Mallard
head, white neck ring, chestnut breast, and
grayish body; inner feathers of wing
(speculum) are metallic purplish blue,
bordered in front and back with white.

Female mottled brown with white tail and
purplish-blue speculum; mottled orange and
brown bill.

Habitat From ponds, lakes, and marshes
to small river bends, bays, and even ditches
and city ponds.

Nesting Mallard courtship starts in the fall,
and by midwinter pairs have formed. Mated
pairs migrate northward together, heading for
the female's place of origin.

8-10 light olive-green eggs in a down-lined
nest often placed some distance from water,
occasionally even in a tree.

The male stays with the female until
incubation is well underway, then leaves to
join a flock of other males to begin the annual
molt.

Range Breeds from Alaska and Quebec
south to southern California, Virginia, Texas,
and northern Mexico. Winters throughout
United States and south to Central America
and West Indies. Also in Eurasia.

Voice Male utters soft, reedy notes; female,
a loud
quack.

Discussion The Mallard is undoubtedly
the most abundant duck in the world. Nearly
10 million live in North America, and millions
more are found in Eurasia.

Since the Mallard is the ancestor of the
common white domestic duck, still more can
be added to the total. Mallards frequently
interbreed with domestic stock, producing a
bewildering variety of patterns and colors.

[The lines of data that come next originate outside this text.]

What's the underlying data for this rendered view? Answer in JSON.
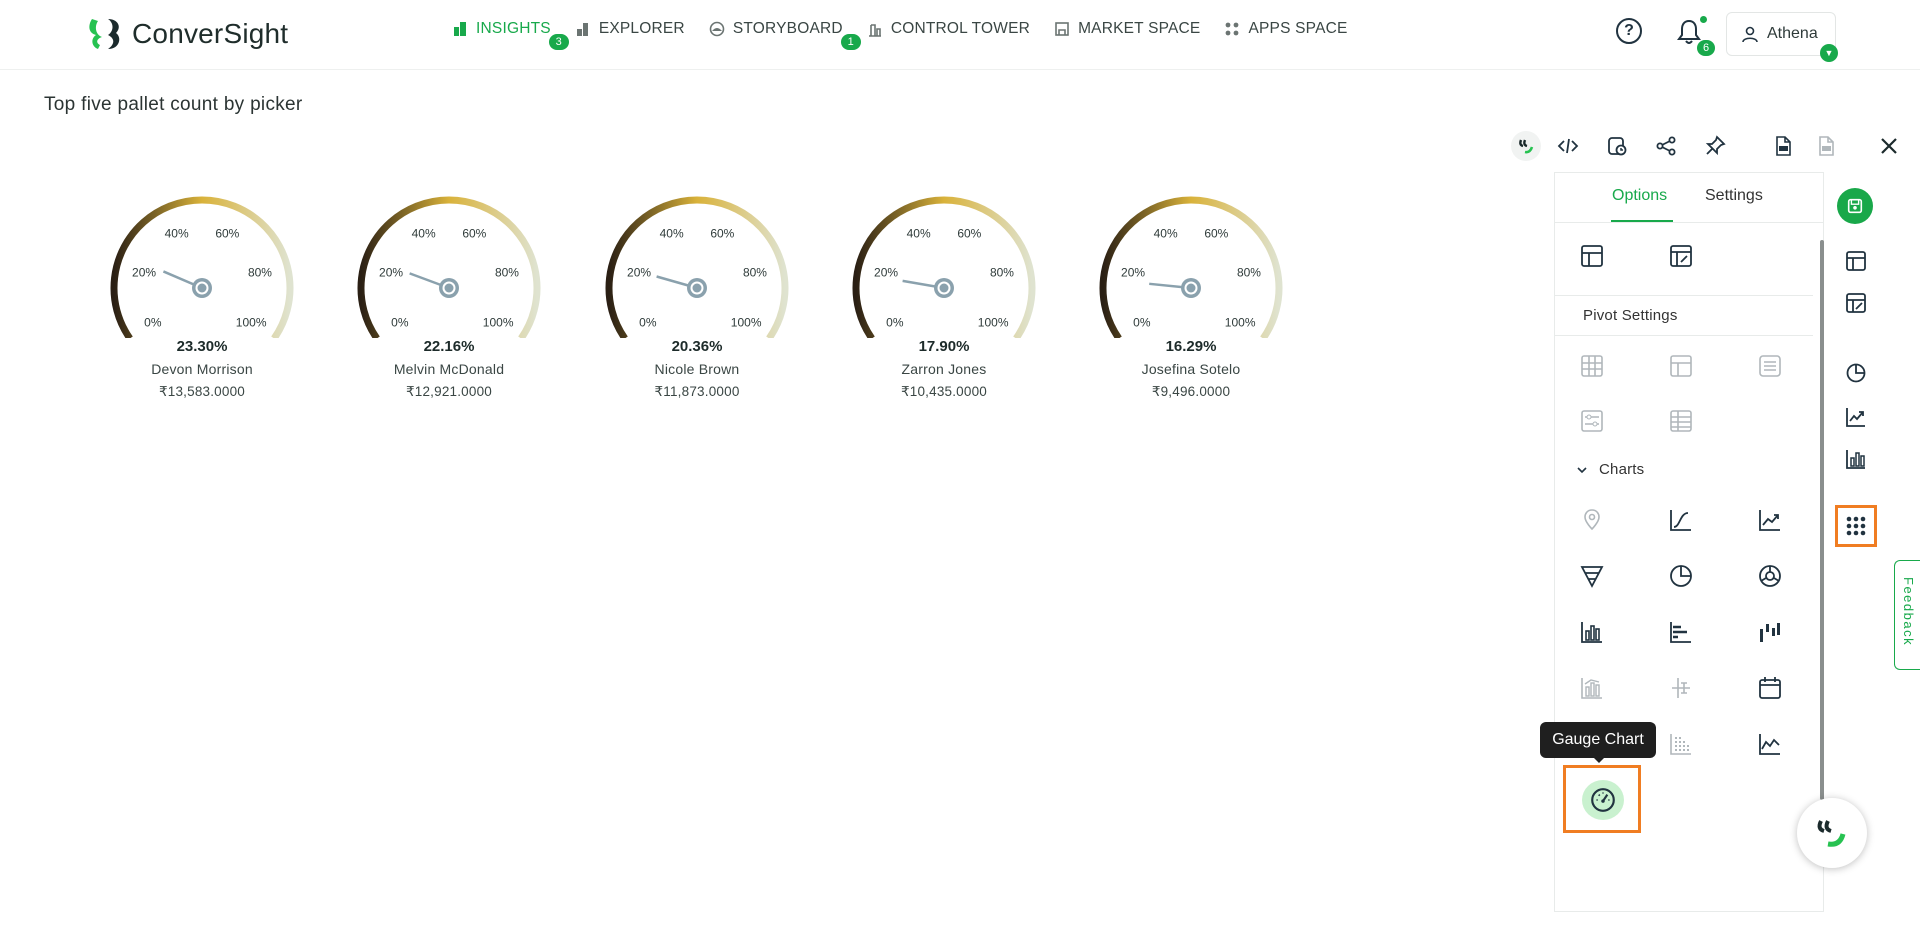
{
  "app": {
    "logo_text": "ConverSight"
  },
  "nav": [
    {
      "label": "INSIGHTS",
      "icon": "bar-chart-icon",
      "active": true,
      "badge": "3"
    },
    {
      "label": "EXPLORER",
      "icon": "bar-chart-icon",
      "active": false,
      "badge": ""
    },
    {
      "label": "STORYBOARD",
      "icon": "storyboard-icon",
      "active": false,
      "badge": "1"
    },
    {
      "label": "CONTROL TOWER",
      "icon": "tower-icon",
      "active": false,
      "badge": ""
    },
    {
      "label": "MARKET SPACE",
      "icon": "store-icon",
      "active": false,
      "badge": ""
    },
    {
      "label": "APPS SPACE",
      "icon": "grid-icon",
      "active": false,
      "badge": ""
    }
  ],
  "header": {
    "help": "?",
    "notification_count": "6",
    "user_name": "Athena"
  },
  "page": {
    "title": "Top five pallet count by picker"
  },
  "chart_data": {
    "type": "gauge",
    "tick_labels": [
      "0%",
      "20%",
      "40%",
      "60%",
      "80%",
      "100%"
    ],
    "gauges": [
      {
        "percent_label": "23.30%",
        "percent": 23.3,
        "name": "Devon Morrison",
        "value_label": "₹13,583.0000"
      },
      {
        "percent_label": "22.16%",
        "percent": 22.16,
        "name": "Melvin McDonald",
        "value_label": "₹12,921.0000"
      },
      {
        "percent_label": "20.36%",
        "percent": 20.36,
        "name": "Nicole Brown",
        "value_label": "₹11,873.0000"
      },
      {
        "percent_label": "17.90%",
        "percent": 17.9,
        "name": "Zarron Jones",
        "value_label": "₹10,435.0000"
      },
      {
        "percent_label": "16.29%",
        "percent": 16.29,
        "name": "Josefina Sotelo",
        "value_label": "₹9,496.0000"
      }
    ],
    "colors": {
      "arc_start": "#2a1f14",
      "arc_mid": "#d9b23a",
      "arc_end": "#dfe3d0",
      "needle": "#8aa1ad"
    }
  },
  "panel": {
    "tabs": [
      "Options",
      "Settings"
    ],
    "active_tab": "Options",
    "pivot_label": "Pivot Settings",
    "charts_label": "Charts",
    "tooltip": "Gauge Chart"
  },
  "colors": {
    "brand": "#18a94b",
    "highlight": "#f07d22"
  },
  "feedback": {
    "label": "Feedback"
  }
}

They also hybridize with wild species such as
the closely related American Black Duck and
even occasionally with Northern Pintails.